Category ArchiveLife with Cancer
In many recent TV interviews the subject of patients needing to take control of their destinies regarding their proper diagnosis and subsequent treatments has been addressed.
How does one go about getting all of the information that one needs when faced with a life threatening illness?
One day you are in control of your life and in a nano-second someone tells you that you have cancer and you could die.
We are somewhat an unusual couple to have both experienced a cancer diagnosis. When I was diagnosed with breast cancer 18 years ago the Internet did not exist. There were only two books that I could buy to learn about my disease. It was at this point that I discovered that I was an activist.
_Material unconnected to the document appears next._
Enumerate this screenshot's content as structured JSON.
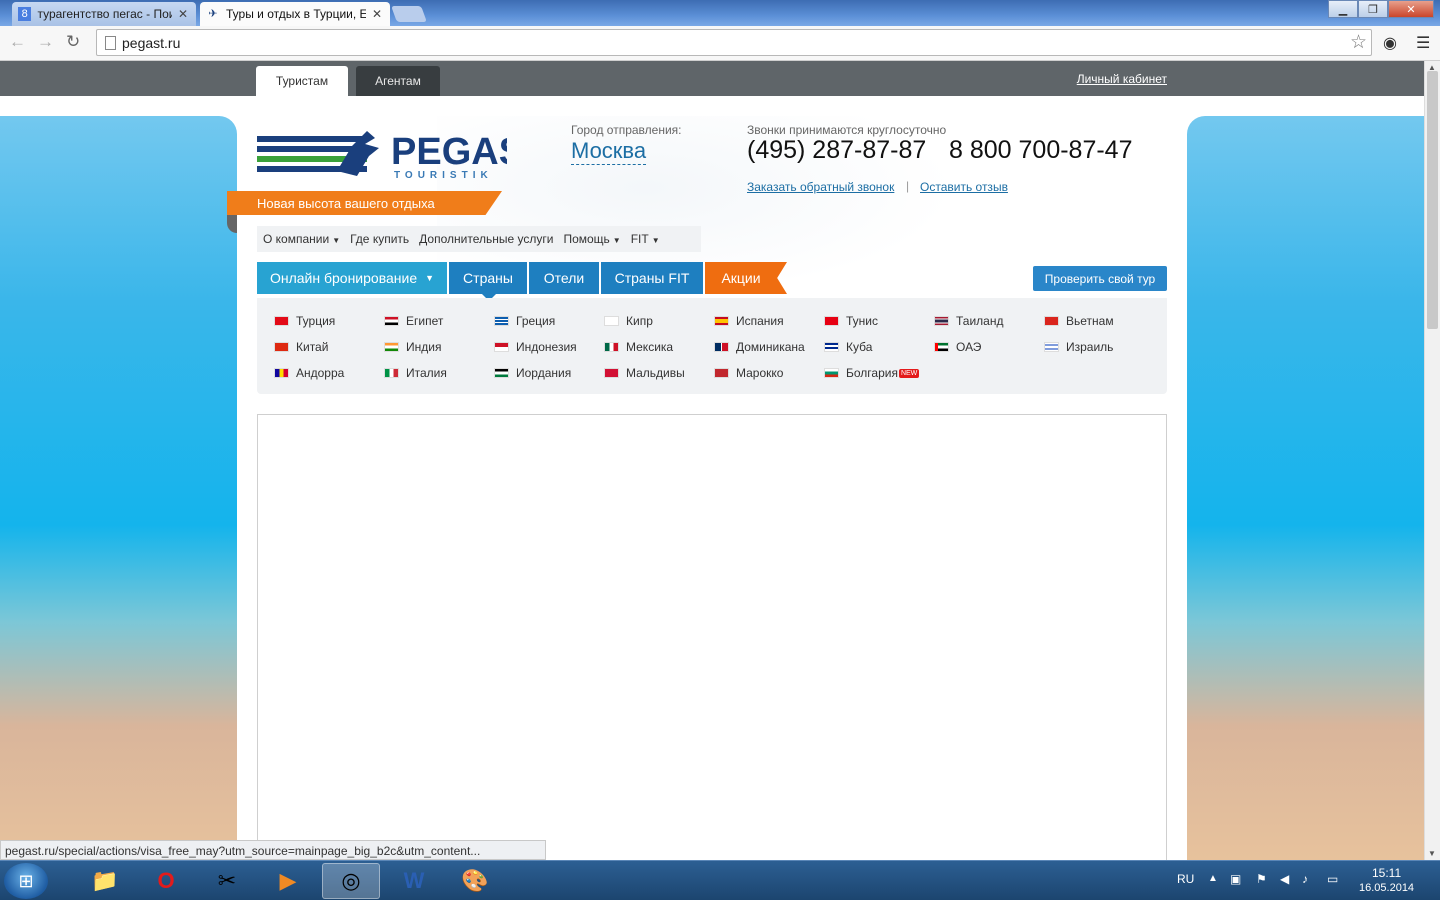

I researched, talked with anyone who treated the disease, knew of folks with the disease. I felt totally out of control. I could not complete a sentence without the word breast cancer in it. After many consultations with various practitioners, I decided on a modified radical mastectomy with TRAM Flap reconstruction.
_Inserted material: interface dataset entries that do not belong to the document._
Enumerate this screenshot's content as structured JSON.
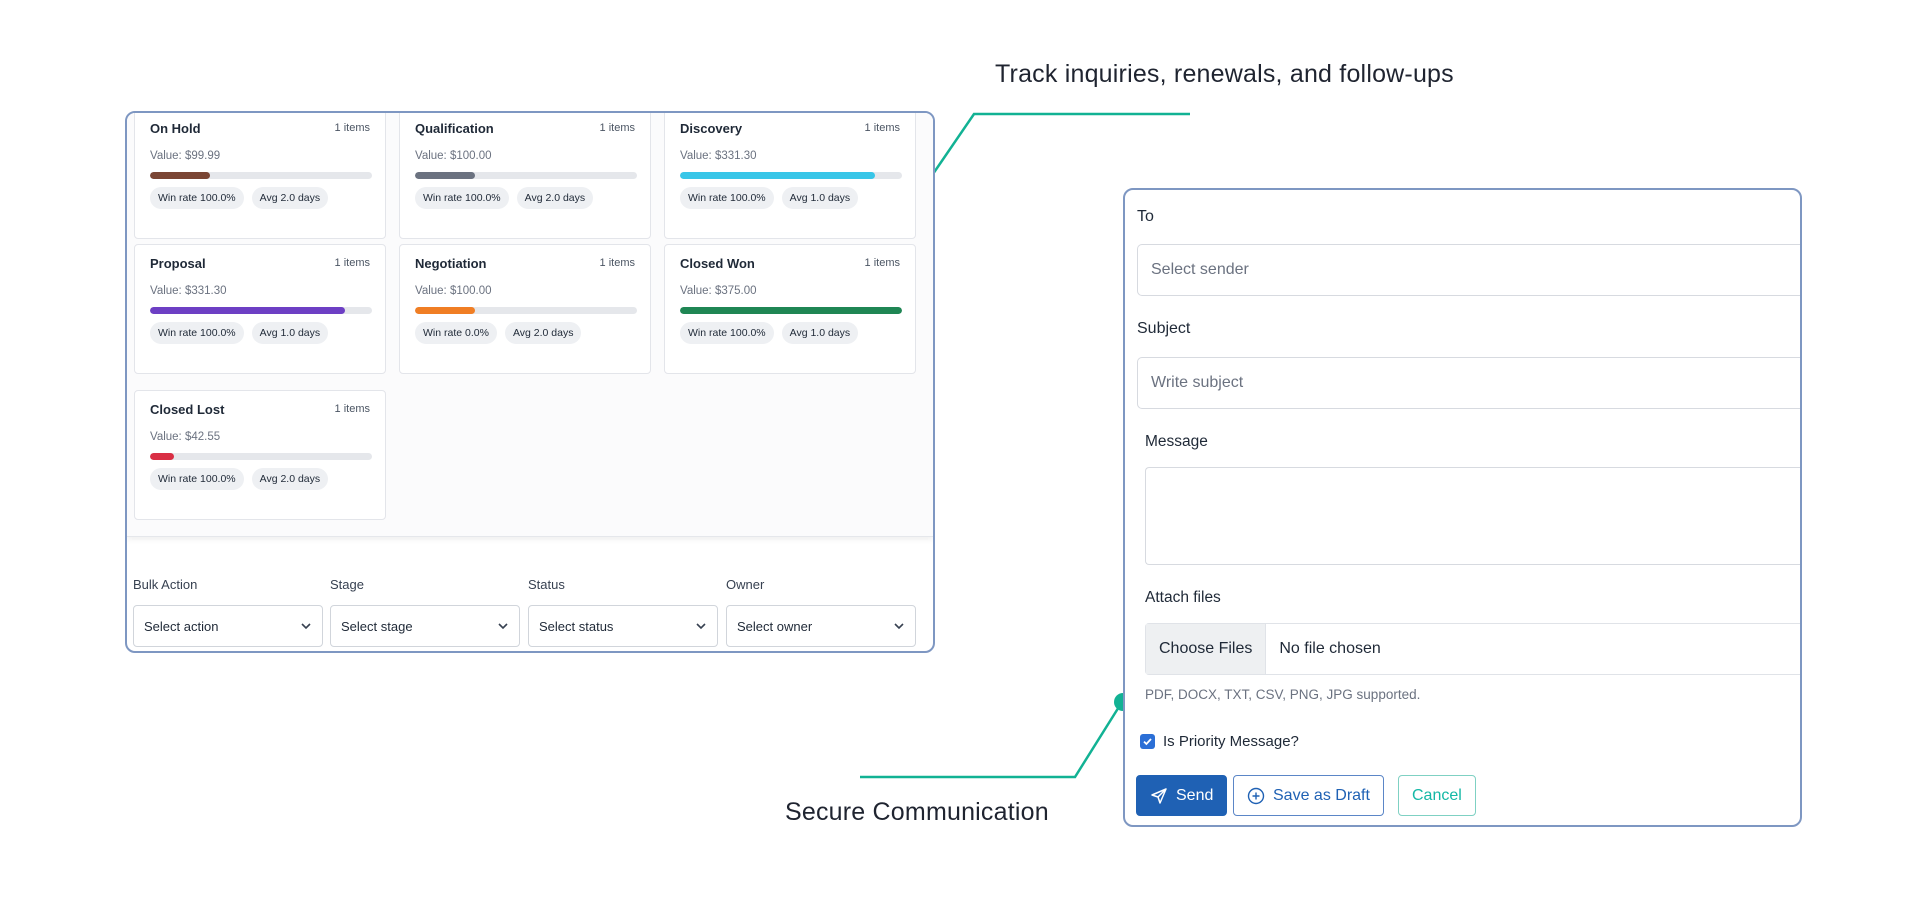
{
  "captions": {
    "top": "Track inquiries, renewals, and follow-ups",
    "bottom": "Secure Communication"
  },
  "colors": {
    "accent_teal": "#12b294",
    "panel_border": "#7e97c2",
    "primary_blue": "#1f61b4"
  },
  "pipeline": {
    "stages": [
      {
        "name": "On Hold",
        "count": "1 items",
        "value": "Value: $99.99",
        "progress": 0.27,
        "color": "#7a4534",
        "win": "Win rate 100.0%",
        "avg": "Avg 2.0 days"
      },
      {
        "name": "Qualification",
        "count": "1 items",
        "value": "Value: $100.00",
        "progress": 0.27,
        "color": "#6b7280",
        "win": "Win rate 100.0%",
        "avg": "Avg 2.0 days"
      },
      {
        "name": "Discovery",
        "count": "1 items",
        "value": "Value: $331.30",
        "progress": 0.88,
        "color": "#38c6e8",
        "win": "Win rate 100.0%",
        "avg": "Avg 1.0 days"
      },
      {
        "name": "Proposal",
        "count": "1 items",
        "value": "Value: $331.30",
        "progress": 0.88,
        "color": "#6d3fc4",
        "win": "Win rate 100.0%",
        "avg": "Avg 1.0 days"
      },
      {
        "name": "Negotiation",
        "count": "1 items",
        "value": "Value: $100.00",
        "progress": 0.27,
        "color": "#f07e24",
        "win": "Win rate 0.0%",
        "avg": "Avg 2.0 days"
      },
      {
        "name": "Closed Won",
        "count": "1 items",
        "value": "Value: $375.00",
        "progress": 1.0,
        "color": "#1f8654",
        "win": "Win rate 100.0%",
        "avg": "Avg 1.0 days"
      },
      {
        "name": "Closed Lost",
        "count": "1 items",
        "value": "Value: $42.55",
        "progress": 0.11,
        "color": "#d92f44",
        "win": "Win rate 100.0%",
        "avg": "Avg 2.0 days"
      }
    ],
    "filters": [
      {
        "label": "Bulk Action",
        "placeholder": "Select action"
      },
      {
        "label": "Stage",
        "placeholder": "Select stage"
      },
      {
        "label": "Status",
        "placeholder": "Select status"
      },
      {
        "label": "Owner",
        "placeholder": "Select owner"
      }
    ]
  },
  "message": {
    "to_label": "To",
    "to_placeholder": "Select sender",
    "subject_label": "Subject",
    "subject_placeholder": "Write subject",
    "message_label": "Message",
    "attach_label": "Attach files",
    "choose_files": "Choose Files",
    "no_file": "No file chosen",
    "supported": "PDF, DOCX, TXT, CSV, PNG, JPG supported.",
    "priority_label": "Is Priority Message?",
    "priority_checked": true,
    "send": "Send",
    "save_draft": "Save as Draft",
    "cancel": "Cancel"
  }
}
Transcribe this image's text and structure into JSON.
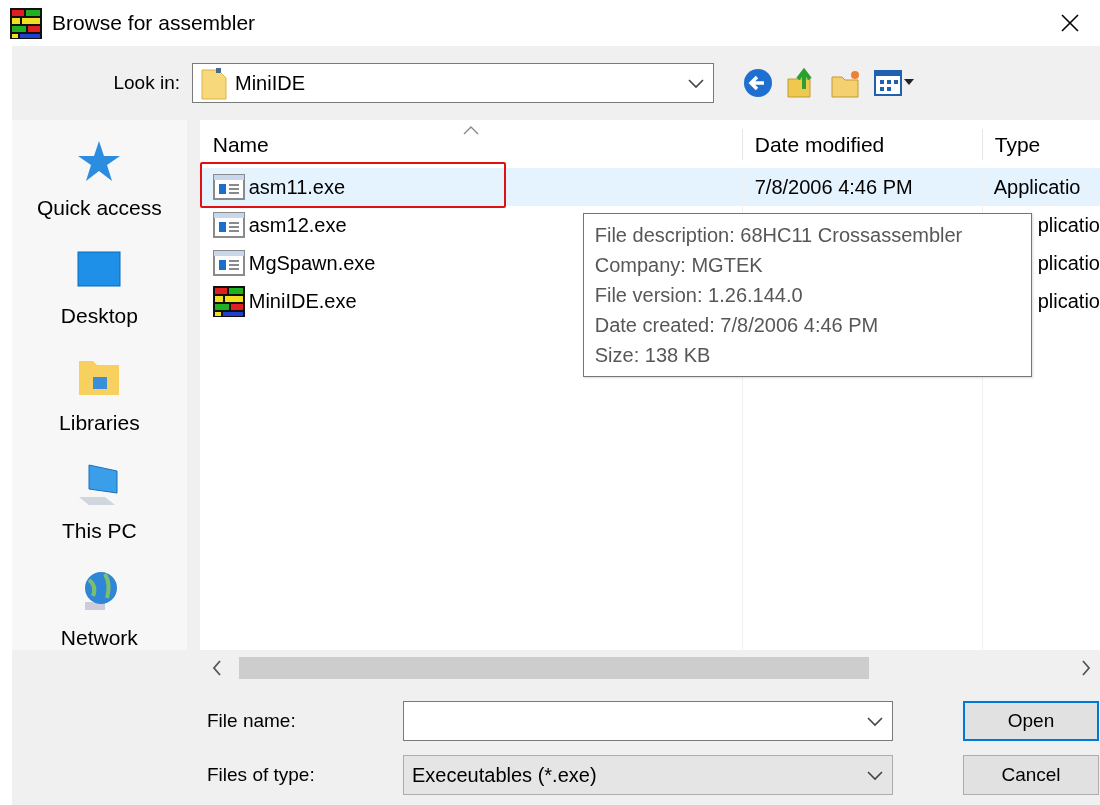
{
  "window": {
    "title": "Browse for assembler"
  },
  "look_in": {
    "label": "Look in:",
    "value": "MiniIDE"
  },
  "places": [
    {
      "label": "Quick access",
      "kind": "star"
    },
    {
      "label": "Desktop",
      "kind": "desktop"
    },
    {
      "label": "Libraries",
      "kind": "libraries"
    },
    {
      "label": "This PC",
      "kind": "pc"
    },
    {
      "label": "Network",
      "kind": "network"
    }
  ],
  "columns": [
    {
      "label": "Name",
      "sorted": true
    },
    {
      "label": "Date modified",
      "sorted": false
    },
    {
      "label": "Type",
      "sorted": false
    }
  ],
  "files": [
    {
      "name": "asm11.exe",
      "kind": "exe",
      "date": "7/8/2006 4:46 PM",
      "type": "Applicatio",
      "selected": true,
      "annotated": true
    },
    {
      "name": "asm12.exe",
      "kind": "exe",
      "type": "plicatio",
      "selected": false,
      "annotated": false
    },
    {
      "name": "MgSpawn.exe",
      "kind": "exe",
      "type": "plicatio",
      "selected": false,
      "annotated": false
    },
    {
      "name": "MiniIDE.exe",
      "kind": "app",
      "type": "plicatio",
      "selected": false,
      "annotated": false
    }
  ],
  "tooltip": {
    "lines": [
      "File description: 68HC11 Crossassembler",
      "Company: MGTEK",
      "File version: 1.26.144.0",
      "Date created: 7/8/2006 4:46 PM",
      "Size: 138 KB"
    ]
  },
  "file_name": {
    "label": "File name:"
  },
  "file_type": {
    "label": "Files of type:",
    "value": "Execeutables (*.exe)"
  },
  "buttons": [
    {
      "label": "Open",
      "default": true
    },
    {
      "label": "Cancel",
      "default": false
    }
  ]
}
While I was in the hospital I filmed a video talking about “self-actualization,” a phrase I had coined during this process. I sent it to The Oprah Winfrey Show in hopes that she would reach out to the millions of women that religiously watch her show and show them the importance of knowing their bodies and taking control of their illnesses with knowledge.
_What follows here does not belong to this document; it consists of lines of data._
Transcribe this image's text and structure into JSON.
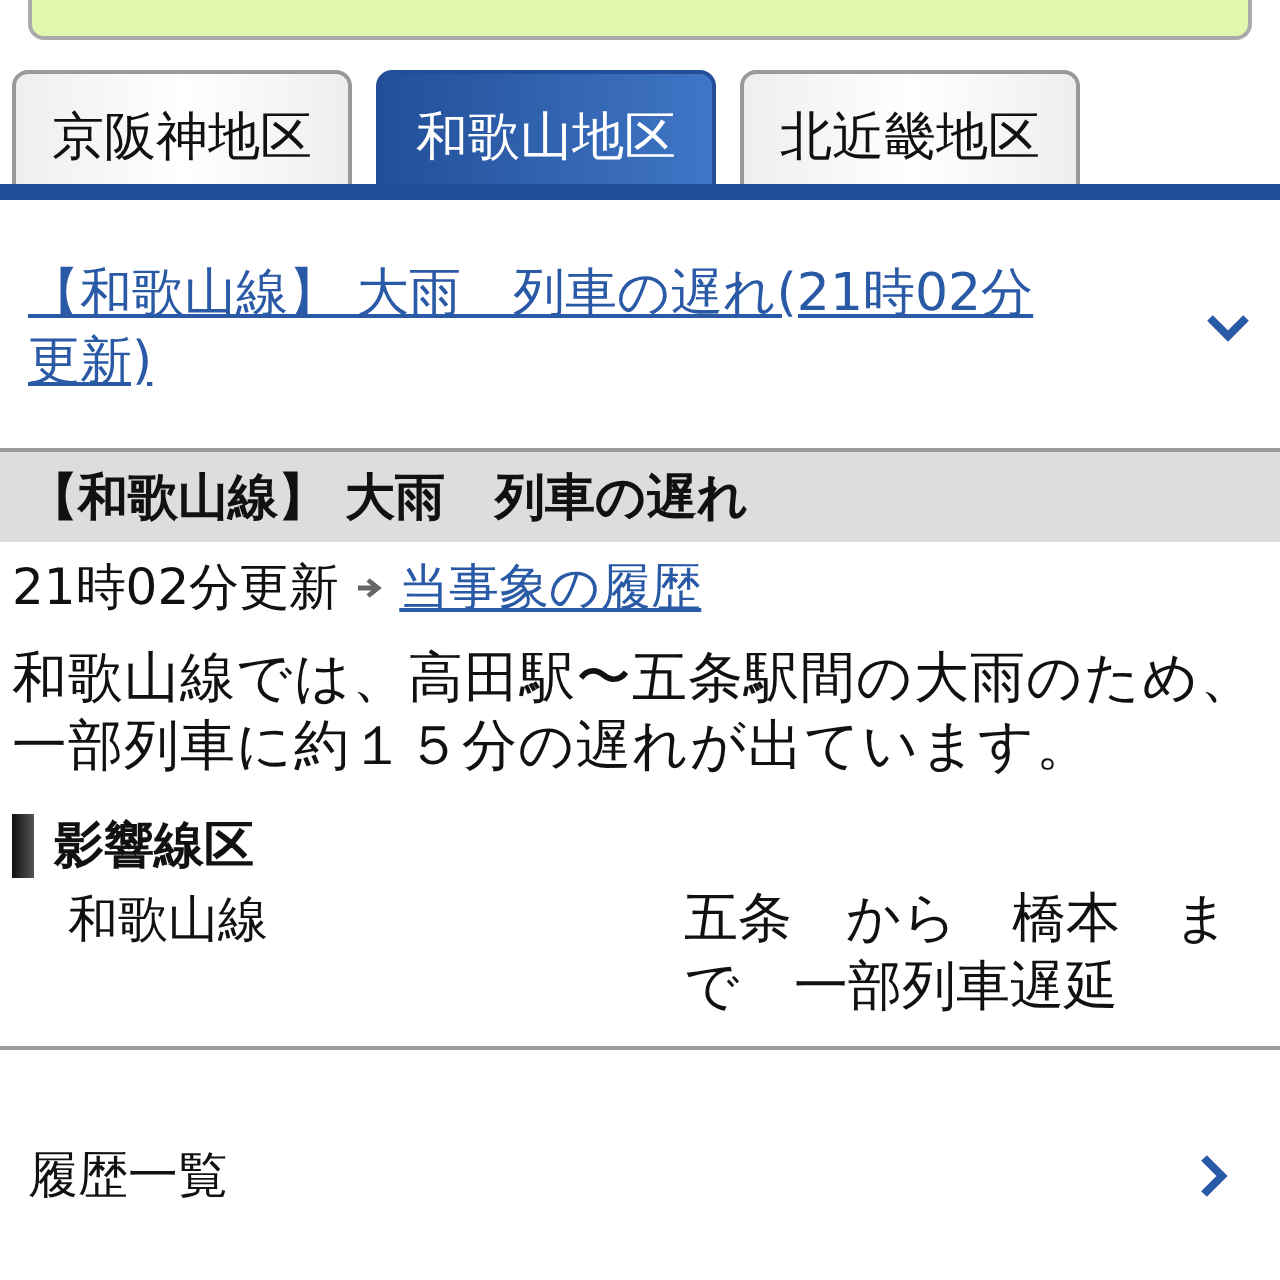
{
  "tabs": [
    {
      "label": "京阪神地区",
      "selected": false
    },
    {
      "label": "和歌山地区",
      "selected": true
    },
    {
      "label": "北近畿地区",
      "selected": false
    }
  ],
  "notice_link": {
    "text": "【和歌山線】 大雨　列車の遅れ(21時02分更新)",
    "expanded": true
  },
  "incident": {
    "title": "【和歌山線】 大雨　列車の遅れ",
    "updated": "21時02分更新",
    "history_link": "当事象の履歴",
    "message": "和歌山線では、高田駅〜五条駅間の大雨のため、一部列車に約１５分の遅れが出ています。",
    "affected_heading": "影響線区",
    "affected": [
      {
        "line": "和歌山線",
        "detail": "五条　から　橋本　まで　一部列車遅延"
      }
    ]
  },
  "history_list": {
    "label": "履歴一覧"
  }
}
My doctors told me that because my tumor was so small I would not need chemotherapy. Lymph node report was so significant they all stood out in the hall, drawing straws as to who would tell me. Six months of big guns, losing my hair, trying to run our newly-formed PR business and care for seven children ages 6 through 23 took all of my energy.
It was years before I would ever plan anything longer than three months. My oncology visits were every three months and those would determine my life span. Every time that I would have my blood drawn I would be conscious that my destiny was in that vial of blood. I fully recovered and at this point considered “cured.” My husband, Larry wrote a book, When the Woman You Love Has Breast Cancer. It is an emotional support book for men who are dealing with wives or lovers with the disease.
In 2000 Larry was diagnosed with prostate cancer. His diagnosis sent me into a memory tailspin dredging up all of my old emotions and not being able to look at his cancer clearly. I was able to gain the control I need and went to work on research.
Because of the Internet, I was able find boundless helpful information for us. The physician who had diagnosed him was far too cavalier in his approach. Surgery was his only option, which could leave him incontinent and impotent. We had both done far too much research to not go forward with consults to determine other avenues of treatment.
Two consults in Michigan, one in California, one in Miami and one in Seattle. His choice was to go with the physician who had pioneered Brachytherapy in the United States.
Prostate cancer I found to be a much more political arena. Depending on the doctor’s expertise and experience is what they recommend. Many new treatment modalities are there for men. Larry’s experience with his prostate cancer led him to write his second cancer book, Prostate Cancer’s Emotional Maze: Forging Your Way.
Unlike for women the age-old “Slash, Poison and Burn,” advancements in the treatment of prostate cancer continue. In 18 years I have said goodbye to far many women dying with breast cancer.
This is just meant to be a starter discussion. Everyday people are diagnosed with heart disease, rare disorders, Parkinson’s, Multiple Sclerosis and others. This is your life, not a dress rehearsal and you have to take control of it as best you can. Information is out there and although your treatment provider might not like it, he/she will respect the fact that you are an active participant in your disease treatment. As hard as it is to do, try to put your life in perspective. There are diseases that are far worse to deal with then yours
Be self-actualized and always have an advocate to clarify what is said to you.
Posted by Sandy